Salt stress reveals differential physiological, biochemical and molecular responses in T. monococcum and T. durum wheat genotypes

Salt stress reveals differential physiological, biochemical and molecular responses in T.... Salt stress responses implicate a complex mechanism and differ from plant species to another. In this study, we analyzed the physiological, biochemical and molecular responses to salt stress of the diploid wheat (T. monococcum) and compared to the tetraploid wheat (T. durum). Our results showed that the diploid wheat cultivar (cv. Turkey) is relatively tolerant to different salt stress conditions than the tetraploid wheat cultivar (cv. Om Rabia3). This tolerance was manifested by significant germination, plant growth and uptake of water generating cell turgor and development. Moreover, total chlorophyll content was higher in the diploid wheat than that in the tetraploid wheat. The Na+ content in leaf blade of the cv. Om Rabia3 was significantly higher than that of the cv. Turkey, suggesting that the diploid cultivar accumulates less toxic sodium in the photosynthetic tissues. This mechanism could be explained by the recirculation of the toxic ions Na+ into the xylem sap by SOS1 protein, which coordinates with HKT-like proteins to reduce the accumulation of Na+ ions in leaf blade. Interestingly, the expression of the three genes SOS1, HKT and NHX was enhanced under salinity especially in leaf blade of the cv. Turkey. Moreover, this wheat cultivar induced the antioxidative enzymes CAT and SOD activity more efficiently than the other cultivar. http://www.deepdyve.com/assets/images/DeepDyve-Logo-lg.png Physiology and Molecular Biology of Plants Springer Journals

Salt stress reveals differential physiological, biochemical and molecular responses in T. monococcum and T. durum wheat genotypes

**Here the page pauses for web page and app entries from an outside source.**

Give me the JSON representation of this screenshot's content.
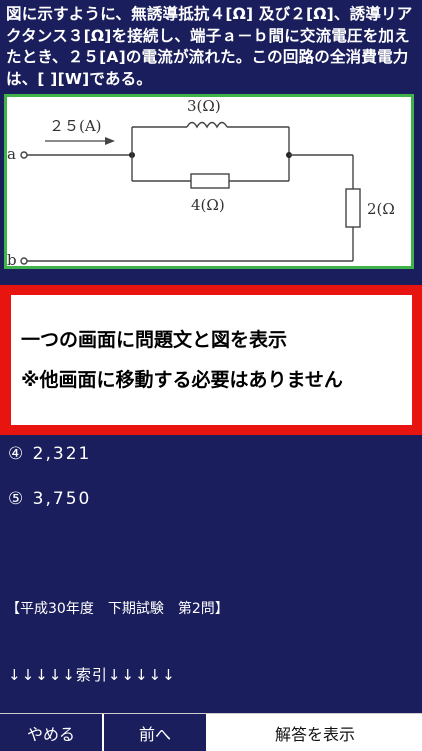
{
  "question": {
    "text": "図に示すように、無誘導抵抗４[Ω] 及び２[Ω]、誘導リアクタンス３[Ω]を接続し、端子ａ－ｂ間に交流電圧を加えたとき、２５[A]の電流が流れた。この回路の全消費電力は、[ ][W]である。"
  },
  "diagram": {
    "current_label": "２５(A)",
    "terminal_a": "a",
    "terminal_b": "b",
    "inductor_label": "3(Ω)",
    "resistor_parallel_label": "4(Ω)",
    "resistor_series_label": "2(Ω"
  },
  "overlay": {
    "line1": "一つの画面に問題文と図を表示",
    "line2": "※他画面に移動する必要はありません"
  },
  "answers": [
    {
      "marker": "④",
      "value": "2,321"
    },
    {
      "marker": "⑤",
      "value": "3,750"
    }
  ],
  "session": "【平成30年度　下期試験　第2問】",
  "index": "↓↓↓↓↓索引↓↓↓↓↓",
  "buttons": {
    "quit": "やめる",
    "prev": "前へ",
    "show_answer": "解答を表示"
  }
}
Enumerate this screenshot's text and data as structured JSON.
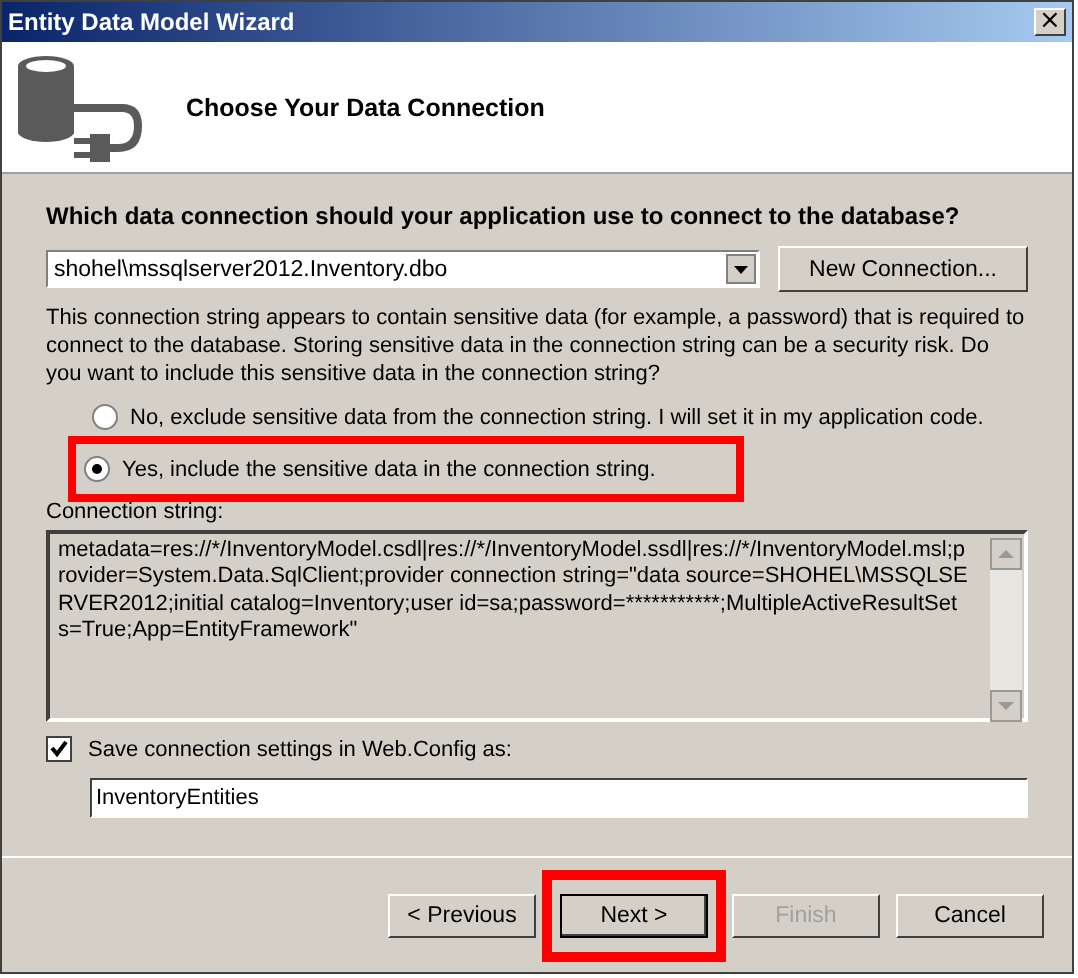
{
  "window": {
    "title": "Entity Data Model Wizard",
    "close": "×"
  },
  "header": {
    "title": "Choose Your Data Connection"
  },
  "question": "Which data connection should your application use to connect to the database?",
  "connection_dropdown": {
    "value": "shohel\\mssqlserver2012.Inventory.dbo"
  },
  "new_connection_button": "New Connection...",
  "warning": "This connection string appears to contain sensitive data (for example, a password) that is required to connect to the database. Storing sensitive data in the connection string can be a security risk. Do you want to include this sensitive data in the connection string?",
  "options": [
    {
      "label": "No, exclude sensitive data from the connection string. I will set it in my application code.",
      "selected": false,
      "highlighted": false
    },
    {
      "label": "Yes, include the sensitive data in the connection string.",
      "selected": true,
      "highlighted": true
    }
  ],
  "connection_string": {
    "label": "Connection string:",
    "value": "metadata=res://*/InventoryModel.csdl|res://*/InventoryModel.ssdl|res://*/InventoryModel.msl;provider=System.Data.SqlClient;provider connection string=\"data source=SHOHEL\\MSSQLSERVER2012;initial catalog=Inventory;user id=sa;password=***********;MultipleActiveResultSets=True;App=EntityFramework\""
  },
  "save_settings": {
    "label": "Save connection settings in Web.Config as:",
    "checked": true,
    "value": "InventoryEntities"
  },
  "buttons": [
    {
      "label": "< Previous",
      "disabled": false,
      "highlighted": false
    },
    {
      "label": "Next >",
      "disabled": false,
      "highlighted": true
    },
    {
      "label": "Finish",
      "disabled": true,
      "highlighted": false
    },
    {
      "label": "Cancel",
      "disabled": false,
      "highlighted": false
    }
  ]
}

Loading next page...
 
/lp/springer_journal/salt-stress-reveals-differential-physiological-biochemical-and-YI0Rnc9VaX
Publisher
Springer India
Copyright
Copyright © 2017 by Prof. H.S. Srivastava Foundation for Science and Society
Subject
Life Sciences; Plant Sciences; Plant Physiology; Biological and Medical Physics, Biophysics; Cell Biology
ISSN
0971-5894
eISSN
0974-0430
D.O.I.
10.1007/s12298-017-0457-4
Publisher site
See Article on Publisher Site

Abstract

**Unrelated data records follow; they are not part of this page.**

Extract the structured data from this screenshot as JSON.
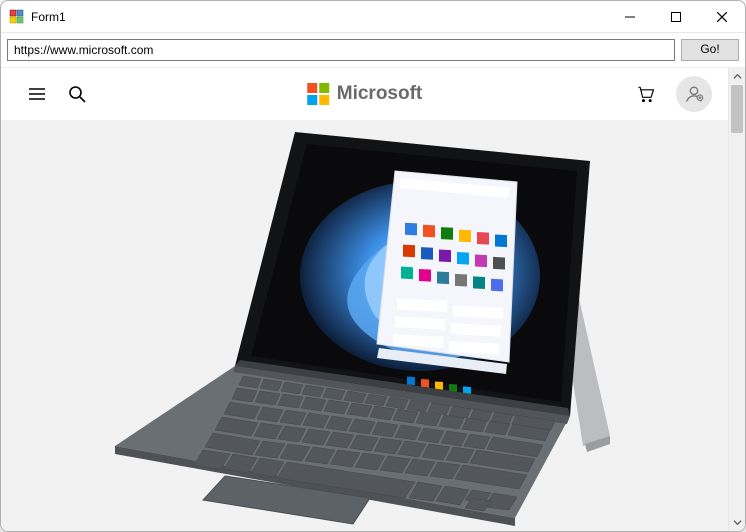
{
  "window": {
    "title": "Form1"
  },
  "urlbar": {
    "value": "https://www.microsoft.com",
    "go_label": "Go!"
  },
  "ms_header": {
    "brand": "Microsoft",
    "logo_colors": {
      "tl": "#f25022",
      "tr": "#7fba00",
      "bl": "#00a4ef",
      "br": "#ffb900"
    }
  },
  "hero": {
    "product": "Surface laptop with detachable keyboard showing Windows 11 Start menu"
  }
}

Salt stress responses implicate a complex mechanism and differ from plant species to another. In this study, we analyzed the physiological, biochemical and molecular responses to salt stress of the diploid wheat (T. monococcum) and compared to the tetraploid wheat (T. durum). Our results showed that the diploid wheat cultivar (cv. Turkey) is relatively tolerant to different salt stress conditions than the tetraploid wheat cultivar (cv. Om Rabia3). This tolerance was manifested by significant germination, plant growth and uptake of water generating cell turgor and development. Moreover, total chlorophyll content was higher in the diploid wheat than that in the tetraploid wheat. The Na+ content in leaf blade of the cv. Om Rabia3 was significantly higher than that of the cv. Turkey, suggesting that the diploid cultivar accumulates less toxic sodium in the photosynthetic tissues. This mechanism could be explained by the recirculation of the toxic ions Na+ into the xylem sap by SOS1 protein, which coordinates with HKT-like proteins to reduce the accumulation of Na+ ions in leaf blade. Interestingly, the expression of the three genes SOS1, HKT and NHX was enhanced under salinity especially in leaf blade of the cv. Turkey. Moreover, this wheat cultivar induced the antioxidative enzymes CAT and SOD activity more efficiently than the other cultivar.

Journal

Physiology and Molecular Biology of PlantsSpringer Journals

Published: Jun 30, 2017

References

You’re reading a free preview. Subscribe to read the entire article.


DeepDyve is your
personal research library

It’s your single place to instantly
discover and read the research
that matters to you.

Enjoy affordable access to
over 18 million articles from more than
15,000 peer-reviewed journals.

All for just $49/month

Explore the DeepDyve Library

Search

Query the DeepDyve database, plus search all of PubMed and Google Scholar seamlessly

Organize

Save any article or search result from DeepDyve, PubMed, and Google Scholar... all in one place.

Access

Get unlimited, online access to over 18 million full-text articles from more than 15,000 scientific journals.

Your journals are on DeepDyve

Read from thousands of the leading scholarly journals from SpringerNature, Elsevier, Wiley-Blackwell, Oxford University Press and more.

All the latest content is available, no embargo periods.

See the journals in your area

DeepDyve

Freelancer

DeepDyve

Pro

Price

FREE

$49/month
$360/year

Save searches from
Google Scholar,
PubMed

Create lists to
organize your research

Export lists, citations

Read DeepDyve articles

Abstract access only

Unlimited access to over
18 million full-text articles

Print

20 pages / month

PDF Discount

20% off